**TASK:**
Output every record exactly and leave each picture out.
BEGIN DATA EXTRACTS
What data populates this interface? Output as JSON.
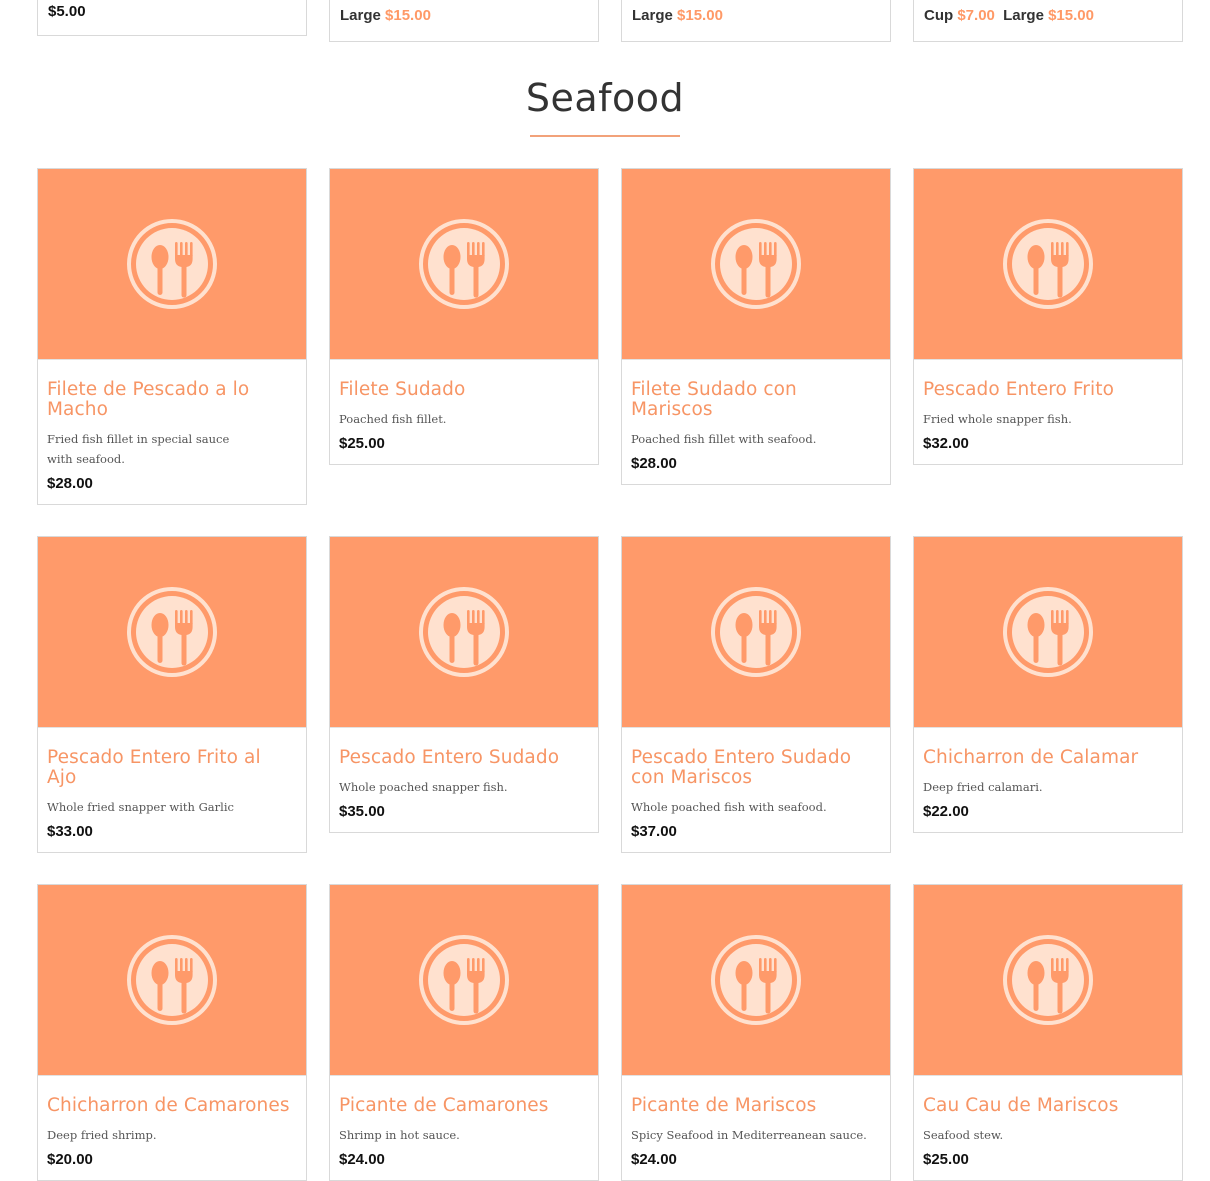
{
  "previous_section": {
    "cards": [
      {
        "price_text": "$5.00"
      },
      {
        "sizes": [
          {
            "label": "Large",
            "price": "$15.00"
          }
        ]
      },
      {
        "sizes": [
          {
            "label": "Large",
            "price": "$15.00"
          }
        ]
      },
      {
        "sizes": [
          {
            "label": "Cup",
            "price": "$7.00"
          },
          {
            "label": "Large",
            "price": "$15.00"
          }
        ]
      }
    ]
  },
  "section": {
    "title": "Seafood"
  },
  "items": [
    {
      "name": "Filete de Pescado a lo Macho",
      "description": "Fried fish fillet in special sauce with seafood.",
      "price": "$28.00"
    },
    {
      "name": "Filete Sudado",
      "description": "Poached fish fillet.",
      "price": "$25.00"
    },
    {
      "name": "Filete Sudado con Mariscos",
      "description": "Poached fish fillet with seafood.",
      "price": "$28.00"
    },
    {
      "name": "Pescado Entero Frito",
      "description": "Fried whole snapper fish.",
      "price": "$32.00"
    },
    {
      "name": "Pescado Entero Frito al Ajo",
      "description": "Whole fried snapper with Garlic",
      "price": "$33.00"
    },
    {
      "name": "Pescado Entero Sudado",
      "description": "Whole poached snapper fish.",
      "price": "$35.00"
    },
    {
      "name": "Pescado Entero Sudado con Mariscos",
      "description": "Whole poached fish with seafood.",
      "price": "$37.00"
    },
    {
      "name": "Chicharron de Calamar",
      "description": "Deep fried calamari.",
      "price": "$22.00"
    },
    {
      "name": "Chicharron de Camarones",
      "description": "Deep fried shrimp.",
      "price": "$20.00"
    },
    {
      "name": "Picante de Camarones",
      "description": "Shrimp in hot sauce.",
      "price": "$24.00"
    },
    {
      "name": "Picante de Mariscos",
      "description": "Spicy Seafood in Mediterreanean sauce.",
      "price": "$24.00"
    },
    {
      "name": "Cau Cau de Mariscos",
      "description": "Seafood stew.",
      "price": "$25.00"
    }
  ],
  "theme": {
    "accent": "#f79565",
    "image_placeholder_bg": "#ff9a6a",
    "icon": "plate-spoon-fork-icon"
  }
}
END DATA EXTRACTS
**FINAL ANSWER:**
What data populates this interface? Output as JSON.
{
  "previous_section": {
    "cards": [
      {
        "price_text": "$5.00"
      },
      {
        "sizes": [
          {
            "label": "Large",
            "price": "$15.00"
          }
        ]
      },
      {
        "sizes": [
          {
            "label": "Large",
            "price": "$15.00"
          }
        ]
      },
      {
        "sizes": [
          {
            "label": "Cup",
            "price": "$7.00"
          },
          {
            "label": "Large",
            "price": "$15.00"
          }
        ]
      }
    ]
  },
  "section": {
    "title": "Seafood"
  },
  "items": [
    {
      "name": "Filete de Pescado a lo Macho",
      "description": "Fried fish fillet in special sauce with seafood.",
      "price": "$28.00"
    },
    {
      "name": "Filete Sudado",
      "description": "Poached fish fillet.",
      "price": "$25.00"
    },
    {
      "name": "Filete Sudado con Mariscos",
      "description": "Poached fish fillet with seafood.",
      "price": "$28.00"
    },
    {
      "name": "Pescado Entero Frito",
      "description": "Fried whole snapper fish.",
      "price": "$32.00"
    },
    {
      "name": "Pescado Entero Frito al Ajo",
      "description": "Whole fried snapper with Garlic",
      "price": "$33.00"
    },
    {
      "name": "Pescado Entero Sudado",
      "description": "Whole poached snapper fish.",
      "price": "$35.00"
    },
    {
      "name": "Pescado Entero Sudado con Mariscos",
      "description": "Whole poached fish with seafood.",
      "price": "$37.00"
    },
    {
      "name": "Chicharron de Calamar",
      "description": "Deep fried calamari.",
      "price": "$22.00"
    },
    {
      "name": "Chicharron de Camarones",
      "description": "Deep fried shrimp.",
      "price": "$20.00"
    },
    {
      "name": "Picante de Camarones",
      "description": "Shrimp in hot sauce.",
      "price": "$24.00"
    },
    {
      "name": "Picante de Mariscos",
      "description": "Spicy Seafood in Mediterreanean sauce.",
      "price": "$24.00"
    },
    {
      "name": "Cau Cau de Mariscos",
      "description": "Seafood stew.",
      "price": "$25.00"
    }
  ],
  "theme": {
    "accent": "#f79565",
    "image_placeholder_bg": "#ff9a6a",
    "icon": "plate-spoon-fork-icon"
  }
}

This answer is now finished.